Microsoft has carried out long-term plans to end customer support for its Windows XP operating system, and that could leave financial and health-care information stored by businesses vulnerable to hackers.
That's because a majority of those using the 12-year-old operating system are businesses, including big banks, according to Bridget Carey, CNET senior editor.
While it may not be apparent to bank account holders, about 95 percent of ATMs in the U.S. run Windows XP.
"Banks are now spending a lot of money to refurbish their ATMs. They're even paying Microsoft (MSFT) to extend their protection just for a few months just while they get their act together and build new ATM machines with different software," Carey said.
Individual Windows XP users should also upgrade to a new operating system, Carey said.

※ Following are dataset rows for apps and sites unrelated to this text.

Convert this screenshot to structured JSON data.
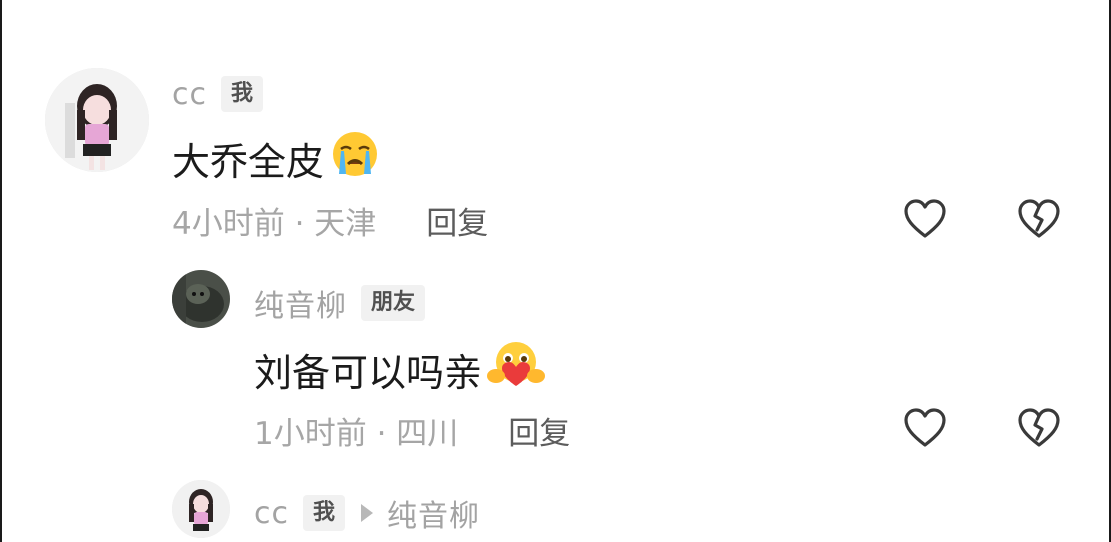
{
  "comments": [
    {
      "username": "cc",
      "tag": "我",
      "content": "大乔全皮",
      "emoji": "crying-face",
      "time_location": "4小时前 · 天津",
      "reply_label": "回复"
    },
    {
      "username": "纯音柳",
      "tag": "朋友",
      "content": "刘备可以吗亲",
      "emoji": "hugging-heart-face",
      "time_location": "1小时前 · 四川",
      "reply_label": "回复"
    },
    {
      "username": "cc",
      "tag": "我",
      "reply_to": "纯音柳"
    }
  ],
  "colors": {
    "username": "#a3a3a3",
    "content": "#1b1b1b",
    "meta": "#a6a6a6",
    "reply": "#5c5c5c",
    "tag_bg": "#f1f1f1",
    "icon": "#3a3a3a"
  },
  "icons": {
    "like": "heart-outline-icon",
    "dislike": "broken-heart-icon"
  }
}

"It's not that a hacker is going to figure out how to crack it, but now there's nothing to stop them," Carey said. "You have to upgrade, because right now if you don't, you have a big target painted on your computer. For a while now, we've know that this was the day that Windows will no longer send out a patch if there was a vulnerability or a security problem that's discovered now," Carey said.